What I find still lacking in the work on imperatives is a better consideration of negative imperatives. Kaufmann, like other authors who have worked on the topic, includes only brief discussions of negative imperatives. She does note that imperatives must not be separated from negative imperatives, as demonstrated by the fact that they have the same range of non-prototypical functions, including concessions and permissions. Furthermore, Section 4.1.2 (pages 133-135) briefly discusses the speech acts associated with prohibitions, but apart from those brief mentions, negative imperatives are mostly ignored. Still, I believe that Chapter 6, concentrating on embedded imperatives, particularly could have benefitted from a discussion of negative imperatives, which, as Kaufmann points out, are in some languages' subjunctive forms. Presumably, this was left out given the fact that a subjunctive form for a negative imperative would be subject to a different form-function analysis. To be clear, this is not a shortcoming only of Kaufmann's work, but one that I consider to hold for most work done on imperatives thus far. An in-depth analysis of negative imperatives would have been unrealistic to include in this work, as the book would then have been worth two. It is just worth noting the considerations that negative imperatives could bring to our overall understanding of the topic. What they can do should not be overlooked in future work.
Aikhenvald, A. Y. 2010. Imperatives and Commands. Oxford: Oxford University Press.
Bach K. & R. Harnish. 1979. Linguistic communication and speech acts. Cambridge: MIT Press.
Sadock, J. & A. Zwicky. 1985. Speech act distinctions in syntax. Language Typology and Syntactic Description, Volume 1, Timothy Shopen (ed). Cambridge: Cambridge University Press.
ABOUT THE REVIEWER:
Mary Johnson is a PhD candidate at The Ohio State University. Her dissertation focuses on the alternation between two negative commands in Argentinian Spanish.
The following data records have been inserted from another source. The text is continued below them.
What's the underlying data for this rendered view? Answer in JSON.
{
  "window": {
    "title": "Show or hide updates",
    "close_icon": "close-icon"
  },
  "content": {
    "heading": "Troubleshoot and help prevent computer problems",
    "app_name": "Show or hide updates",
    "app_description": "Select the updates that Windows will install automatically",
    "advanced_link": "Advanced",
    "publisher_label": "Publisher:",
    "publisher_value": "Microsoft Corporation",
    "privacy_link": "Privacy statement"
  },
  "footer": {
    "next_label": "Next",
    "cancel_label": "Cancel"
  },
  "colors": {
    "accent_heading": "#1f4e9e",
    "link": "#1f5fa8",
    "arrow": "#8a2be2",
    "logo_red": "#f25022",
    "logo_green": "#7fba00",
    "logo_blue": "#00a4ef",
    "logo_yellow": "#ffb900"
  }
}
Her research interests include pragmatics and sociolinguistics, specifically imperatives and speech acts, and the pragmatics of negation.